I can remember the first time I went to see the Harlem Globetrotters, as I was 11 years old and in a youth group that hopped onto one of those huge shuttle vans and we made the drive from my hometown of Lawton, Oklahoma up I-44, across I-240, then down I-35 to Norman, Oklahoma to Lloyd Noble Arena at the University of Oklahoma.
I can vividly remember being there, acting up the entire way, and running around the arena paying attention to everything but the game. Of course, that all changed when I saw one of the Globetrotters make three consecutive three-pointers from half-court.
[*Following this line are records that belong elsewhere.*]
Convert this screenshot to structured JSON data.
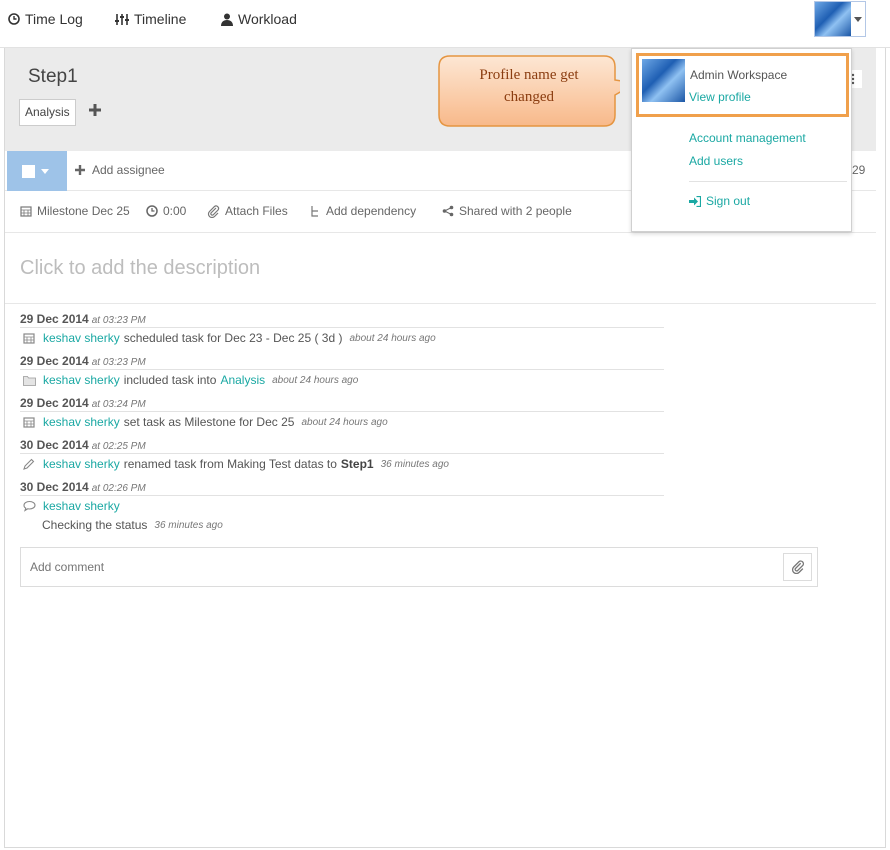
{
  "nav": {
    "items": [
      {
        "label": "Time Log",
        "icon": "clock-icon"
      },
      {
        "label": "Timeline",
        "icon": "sliders-icon"
      },
      {
        "label": "Workload",
        "icon": "user-icon"
      }
    ]
  },
  "task": {
    "title": "Step1",
    "tag": "Analysis",
    "add_assignee": "Add assignee",
    "count": "29",
    "meta": {
      "milestone": "Milestone Dec 25",
      "time": "0:00",
      "attach": "Attach Files",
      "dependency": "Add dependency",
      "shared": "Shared with 2 people"
    },
    "description_placeholder": "Click to add the description"
  },
  "activity": [
    {
      "date": "29 Dec 2014",
      "at": "at 03:23 PM",
      "user": "keshav sherky",
      "text": "scheduled task for Dec 23 - Dec 25 ( 3d )",
      "ago": "about 24 hours ago",
      "icon": "calendar-icon"
    },
    {
      "date": "29 Dec 2014",
      "at": "at 03:23 PM",
      "user": "keshav sherky",
      "text": "included task into",
      "link": "Analysis",
      "ago": "about 24 hours ago",
      "icon": "folder-icon"
    },
    {
      "date": "29 Dec 2014",
      "at": "at 03:24 PM",
      "user": "keshav sherky",
      "text": "set task as Milestone for Dec 25",
      "ago": "about 24 hours ago",
      "icon": "calendar-icon"
    },
    {
      "date": "30 Dec 2014",
      "at": "at 02:25 PM",
      "user": "keshav sherky",
      "text": "renamed task from Making Test datas to",
      "bold": "Step1",
      "ago": "36 minutes ago",
      "icon": "pencil-icon"
    },
    {
      "date": "30 Dec 2014",
      "at": "at 02:26 PM",
      "user": "keshav sherky",
      "comment": "Checking the status",
      "ago": "36 minutes ago",
      "icon": "comment-icon"
    }
  ],
  "comment": {
    "placeholder": "Add comment"
  },
  "profile_menu": {
    "name": "Admin Workspace",
    "view_profile": "View profile",
    "account_management": "Account management",
    "add_users": "Add users",
    "sign_out": "Sign out"
  },
  "callout": {
    "line1": "Profile name get",
    "line2": "changed"
  },
  "colors": {
    "link": "#1aa8a3",
    "highlight": "#f0a04b",
    "callout_fill": "#fbd3b4",
    "callout_text": "#8b3d10",
    "assign_bg": "#9ec3e8"
  }
}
Then I saw one of the players play in the post and put it between his legs, put it in between the other players legs, then throw an alley-oop off the backboard.
I didn’t move for the remainder of the game.
The Globetrotters have been around for over 100 years, and ESPN Films and Teamworks Media have collaborated to bring us a documentary on one of its most revered players, Reece “Goose” Tatum, in a film called “Goose.”
The documentary tells the story of Reece “Goose” Tatum, arguably one of the most influential athletes of all time, yet unknown to many basketball fans today. Tatum was the leader of the Harlem Globetrotters from 1942-1954, who despite the segregated era, became the most well-known and highest paid athlete in the world. Blessed with a rare combination of basketball talent and comedic genius, Tatum was credited with introducing the no-look pass and the no-look hook shot, as well as pioneering the concept of free agency when he walked away from the team at the peak of his fame. Tatum was posthumously elected to the Naismith Memorial Basketball Hall of Fame in the Class of 2011.
The film includes interviews with Julius Erving, Oscar Robertson, Jerry West, Bill Cosby, Ernie Banks and more, and is narrated by Anthony Mackie (The Hurt Locker, 8 Mile). Be sure to read up about the film, and set those DVR’s as the film airs on ESPN at 9:30 p.m. ET as part of their Black History Month programming.
Eddie Maisonet is the founder and editor emeritus of The Sports Fan Journal. Currently, he serves as an associate editor for ESPN.com. He is an unabashed Russell Westbrook and Barry Switzer apologist, owns over 100 fitteds and snapbacks, and lives by Reggie Jackson’s famous quote, “I am the straw that stirs the drink.”